• [Action item] Your answer needs to include each line of the records in which the string "Suivi" can be found.

• [The input]
************
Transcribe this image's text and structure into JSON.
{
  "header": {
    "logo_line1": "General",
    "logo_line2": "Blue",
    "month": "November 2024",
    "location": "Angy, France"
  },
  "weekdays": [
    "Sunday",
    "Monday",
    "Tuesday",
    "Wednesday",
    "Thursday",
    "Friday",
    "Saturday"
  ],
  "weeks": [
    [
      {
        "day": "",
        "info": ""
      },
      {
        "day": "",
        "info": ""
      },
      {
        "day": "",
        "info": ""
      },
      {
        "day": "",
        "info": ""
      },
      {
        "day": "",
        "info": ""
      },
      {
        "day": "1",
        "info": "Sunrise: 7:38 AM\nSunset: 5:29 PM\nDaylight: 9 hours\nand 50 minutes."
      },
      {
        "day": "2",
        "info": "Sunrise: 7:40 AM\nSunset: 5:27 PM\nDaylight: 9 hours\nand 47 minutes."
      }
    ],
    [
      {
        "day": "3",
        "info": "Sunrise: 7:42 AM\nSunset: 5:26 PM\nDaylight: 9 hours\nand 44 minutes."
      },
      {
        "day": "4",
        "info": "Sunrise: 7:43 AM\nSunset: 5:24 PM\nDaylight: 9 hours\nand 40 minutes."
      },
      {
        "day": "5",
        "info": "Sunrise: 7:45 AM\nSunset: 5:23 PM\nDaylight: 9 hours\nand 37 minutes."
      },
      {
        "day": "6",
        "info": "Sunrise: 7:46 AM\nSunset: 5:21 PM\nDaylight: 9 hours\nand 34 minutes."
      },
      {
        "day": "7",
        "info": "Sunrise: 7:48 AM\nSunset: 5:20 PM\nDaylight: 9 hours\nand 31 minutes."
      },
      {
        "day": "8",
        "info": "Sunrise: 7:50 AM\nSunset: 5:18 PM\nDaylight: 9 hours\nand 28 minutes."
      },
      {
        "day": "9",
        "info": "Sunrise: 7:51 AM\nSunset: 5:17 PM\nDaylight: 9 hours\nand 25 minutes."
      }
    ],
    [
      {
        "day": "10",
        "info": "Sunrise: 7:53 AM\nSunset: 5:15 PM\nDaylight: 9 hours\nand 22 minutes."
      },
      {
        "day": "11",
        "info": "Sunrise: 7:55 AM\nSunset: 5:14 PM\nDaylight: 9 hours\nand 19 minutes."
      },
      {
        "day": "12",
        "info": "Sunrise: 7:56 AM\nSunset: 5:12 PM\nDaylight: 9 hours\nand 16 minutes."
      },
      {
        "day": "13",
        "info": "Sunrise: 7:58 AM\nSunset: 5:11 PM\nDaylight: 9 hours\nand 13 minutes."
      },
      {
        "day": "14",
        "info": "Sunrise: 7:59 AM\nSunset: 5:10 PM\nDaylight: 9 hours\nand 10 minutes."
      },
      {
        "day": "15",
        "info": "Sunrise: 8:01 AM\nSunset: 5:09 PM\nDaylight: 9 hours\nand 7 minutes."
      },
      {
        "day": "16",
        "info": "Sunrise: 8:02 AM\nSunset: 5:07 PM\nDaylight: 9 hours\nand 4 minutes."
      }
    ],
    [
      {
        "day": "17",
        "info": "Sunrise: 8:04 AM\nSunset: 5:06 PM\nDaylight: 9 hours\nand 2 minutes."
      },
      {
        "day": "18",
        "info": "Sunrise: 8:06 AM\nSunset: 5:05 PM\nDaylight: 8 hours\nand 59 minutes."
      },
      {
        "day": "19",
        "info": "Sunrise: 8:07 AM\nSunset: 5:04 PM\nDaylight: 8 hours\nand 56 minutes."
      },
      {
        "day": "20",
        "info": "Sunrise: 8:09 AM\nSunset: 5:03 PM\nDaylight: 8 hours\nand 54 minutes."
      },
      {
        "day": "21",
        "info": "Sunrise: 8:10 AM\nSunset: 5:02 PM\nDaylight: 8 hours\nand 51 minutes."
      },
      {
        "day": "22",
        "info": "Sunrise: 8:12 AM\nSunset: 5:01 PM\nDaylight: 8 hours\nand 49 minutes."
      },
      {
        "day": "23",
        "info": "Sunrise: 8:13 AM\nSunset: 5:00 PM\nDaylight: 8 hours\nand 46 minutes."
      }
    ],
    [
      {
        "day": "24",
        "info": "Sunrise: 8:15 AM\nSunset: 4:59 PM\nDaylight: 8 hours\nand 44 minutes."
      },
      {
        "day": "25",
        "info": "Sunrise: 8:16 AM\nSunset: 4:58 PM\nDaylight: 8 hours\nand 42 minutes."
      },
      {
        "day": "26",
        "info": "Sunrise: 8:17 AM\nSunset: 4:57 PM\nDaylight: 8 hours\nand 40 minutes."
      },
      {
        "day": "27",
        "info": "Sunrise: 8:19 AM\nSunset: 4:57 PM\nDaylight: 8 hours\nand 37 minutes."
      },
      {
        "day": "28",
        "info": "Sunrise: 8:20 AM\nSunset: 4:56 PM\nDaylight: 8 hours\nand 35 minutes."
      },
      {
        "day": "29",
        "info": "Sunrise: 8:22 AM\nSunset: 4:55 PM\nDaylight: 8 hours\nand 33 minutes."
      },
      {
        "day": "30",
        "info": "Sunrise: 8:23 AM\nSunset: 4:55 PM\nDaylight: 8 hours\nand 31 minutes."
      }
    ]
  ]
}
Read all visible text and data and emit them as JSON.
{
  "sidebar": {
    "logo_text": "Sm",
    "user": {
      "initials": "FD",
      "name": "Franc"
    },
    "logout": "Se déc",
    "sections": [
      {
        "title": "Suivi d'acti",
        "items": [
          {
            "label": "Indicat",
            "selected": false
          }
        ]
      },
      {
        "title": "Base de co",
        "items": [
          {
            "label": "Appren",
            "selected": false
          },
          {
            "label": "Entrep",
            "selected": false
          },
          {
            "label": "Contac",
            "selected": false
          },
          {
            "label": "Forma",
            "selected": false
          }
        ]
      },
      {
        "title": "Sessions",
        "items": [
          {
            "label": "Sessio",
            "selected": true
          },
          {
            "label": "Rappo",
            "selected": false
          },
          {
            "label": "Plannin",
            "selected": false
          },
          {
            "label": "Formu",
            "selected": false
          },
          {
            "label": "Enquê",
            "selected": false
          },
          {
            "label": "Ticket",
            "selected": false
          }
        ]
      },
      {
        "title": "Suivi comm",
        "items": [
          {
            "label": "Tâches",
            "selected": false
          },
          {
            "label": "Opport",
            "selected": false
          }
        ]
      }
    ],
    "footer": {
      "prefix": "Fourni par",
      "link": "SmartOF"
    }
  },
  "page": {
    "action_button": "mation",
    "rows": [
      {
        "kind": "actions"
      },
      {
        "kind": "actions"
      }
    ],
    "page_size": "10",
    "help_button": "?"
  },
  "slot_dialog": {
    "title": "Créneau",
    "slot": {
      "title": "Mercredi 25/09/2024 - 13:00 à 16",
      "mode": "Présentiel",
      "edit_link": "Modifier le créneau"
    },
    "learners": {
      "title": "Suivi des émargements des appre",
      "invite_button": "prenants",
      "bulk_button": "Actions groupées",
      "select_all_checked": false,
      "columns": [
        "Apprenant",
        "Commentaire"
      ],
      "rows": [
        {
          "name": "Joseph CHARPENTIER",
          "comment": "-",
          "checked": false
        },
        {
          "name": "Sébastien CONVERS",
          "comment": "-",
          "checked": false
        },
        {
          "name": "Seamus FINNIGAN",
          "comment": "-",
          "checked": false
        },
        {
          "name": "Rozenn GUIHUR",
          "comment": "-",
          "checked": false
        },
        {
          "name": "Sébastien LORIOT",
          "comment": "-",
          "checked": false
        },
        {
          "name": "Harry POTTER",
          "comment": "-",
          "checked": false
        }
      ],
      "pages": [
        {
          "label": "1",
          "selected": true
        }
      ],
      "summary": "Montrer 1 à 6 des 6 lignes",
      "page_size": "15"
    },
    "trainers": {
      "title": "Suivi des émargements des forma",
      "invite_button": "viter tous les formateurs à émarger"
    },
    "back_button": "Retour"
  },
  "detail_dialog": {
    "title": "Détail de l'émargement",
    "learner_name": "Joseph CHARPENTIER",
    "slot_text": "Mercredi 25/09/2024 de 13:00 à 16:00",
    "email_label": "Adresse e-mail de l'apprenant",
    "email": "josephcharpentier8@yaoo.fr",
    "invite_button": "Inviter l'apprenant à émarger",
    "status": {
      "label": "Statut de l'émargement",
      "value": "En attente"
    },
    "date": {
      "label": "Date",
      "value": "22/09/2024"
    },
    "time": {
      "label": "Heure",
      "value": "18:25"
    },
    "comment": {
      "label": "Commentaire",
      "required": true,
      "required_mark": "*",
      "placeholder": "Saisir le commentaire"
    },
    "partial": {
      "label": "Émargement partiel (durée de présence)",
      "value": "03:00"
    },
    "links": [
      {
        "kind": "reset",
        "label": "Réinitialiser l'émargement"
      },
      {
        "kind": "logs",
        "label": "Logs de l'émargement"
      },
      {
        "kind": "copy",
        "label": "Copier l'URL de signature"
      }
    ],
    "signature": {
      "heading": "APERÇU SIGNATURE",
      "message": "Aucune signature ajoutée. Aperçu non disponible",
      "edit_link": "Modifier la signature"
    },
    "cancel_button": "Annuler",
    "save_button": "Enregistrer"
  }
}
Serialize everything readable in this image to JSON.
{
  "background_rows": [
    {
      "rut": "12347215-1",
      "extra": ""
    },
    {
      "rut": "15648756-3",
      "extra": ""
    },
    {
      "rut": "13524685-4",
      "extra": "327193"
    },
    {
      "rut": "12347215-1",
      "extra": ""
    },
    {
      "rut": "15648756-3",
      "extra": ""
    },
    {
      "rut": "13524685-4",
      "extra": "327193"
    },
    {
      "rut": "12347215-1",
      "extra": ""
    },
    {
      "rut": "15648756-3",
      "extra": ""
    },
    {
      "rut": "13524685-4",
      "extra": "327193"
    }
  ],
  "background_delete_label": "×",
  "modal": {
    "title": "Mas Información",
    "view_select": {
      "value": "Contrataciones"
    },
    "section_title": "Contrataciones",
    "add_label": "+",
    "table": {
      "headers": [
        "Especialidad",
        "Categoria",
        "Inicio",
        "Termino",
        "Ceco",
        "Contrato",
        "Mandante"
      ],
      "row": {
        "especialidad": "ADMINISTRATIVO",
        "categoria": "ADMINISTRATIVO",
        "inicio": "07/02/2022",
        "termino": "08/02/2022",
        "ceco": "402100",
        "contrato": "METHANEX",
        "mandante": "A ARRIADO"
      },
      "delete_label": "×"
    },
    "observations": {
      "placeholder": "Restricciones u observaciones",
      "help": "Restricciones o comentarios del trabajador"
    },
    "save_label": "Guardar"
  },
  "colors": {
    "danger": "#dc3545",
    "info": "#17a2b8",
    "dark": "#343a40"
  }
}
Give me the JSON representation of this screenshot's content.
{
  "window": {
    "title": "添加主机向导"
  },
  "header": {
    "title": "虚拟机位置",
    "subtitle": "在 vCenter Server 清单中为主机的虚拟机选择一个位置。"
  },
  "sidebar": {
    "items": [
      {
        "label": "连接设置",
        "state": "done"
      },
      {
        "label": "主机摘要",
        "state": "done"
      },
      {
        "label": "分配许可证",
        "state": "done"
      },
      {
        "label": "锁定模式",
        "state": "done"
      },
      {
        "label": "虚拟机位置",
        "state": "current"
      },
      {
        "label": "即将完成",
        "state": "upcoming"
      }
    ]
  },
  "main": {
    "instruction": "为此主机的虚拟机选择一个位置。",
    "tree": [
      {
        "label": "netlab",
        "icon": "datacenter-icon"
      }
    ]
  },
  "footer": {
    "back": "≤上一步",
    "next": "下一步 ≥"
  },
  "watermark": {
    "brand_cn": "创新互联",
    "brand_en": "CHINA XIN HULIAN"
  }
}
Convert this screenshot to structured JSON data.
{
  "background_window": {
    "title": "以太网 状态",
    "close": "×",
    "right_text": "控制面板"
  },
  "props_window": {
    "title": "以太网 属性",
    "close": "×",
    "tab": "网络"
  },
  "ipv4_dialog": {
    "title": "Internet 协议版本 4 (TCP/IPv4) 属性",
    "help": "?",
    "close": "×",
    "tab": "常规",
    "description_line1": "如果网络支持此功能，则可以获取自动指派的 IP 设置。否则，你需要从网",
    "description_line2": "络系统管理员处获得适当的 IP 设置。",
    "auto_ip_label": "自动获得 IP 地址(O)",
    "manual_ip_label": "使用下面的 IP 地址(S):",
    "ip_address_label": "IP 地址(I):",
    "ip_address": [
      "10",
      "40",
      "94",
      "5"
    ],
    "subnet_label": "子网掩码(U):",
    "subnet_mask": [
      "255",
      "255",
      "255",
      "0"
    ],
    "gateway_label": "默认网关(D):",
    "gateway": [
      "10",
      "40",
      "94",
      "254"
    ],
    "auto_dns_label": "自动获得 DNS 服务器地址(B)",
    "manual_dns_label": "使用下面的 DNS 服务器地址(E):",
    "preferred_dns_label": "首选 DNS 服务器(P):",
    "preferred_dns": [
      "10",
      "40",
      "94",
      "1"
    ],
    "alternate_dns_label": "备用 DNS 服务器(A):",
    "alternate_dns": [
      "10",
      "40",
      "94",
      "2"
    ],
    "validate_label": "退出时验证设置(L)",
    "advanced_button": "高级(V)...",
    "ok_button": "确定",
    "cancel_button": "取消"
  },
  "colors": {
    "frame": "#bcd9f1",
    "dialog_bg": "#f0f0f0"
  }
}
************
• [Task solution]
        "title": "Suivi d'acti",
        "title": "Suivi comm",
      "title": "Suivi des émargements des appre",
      "title": "Suivi des émargements des forma",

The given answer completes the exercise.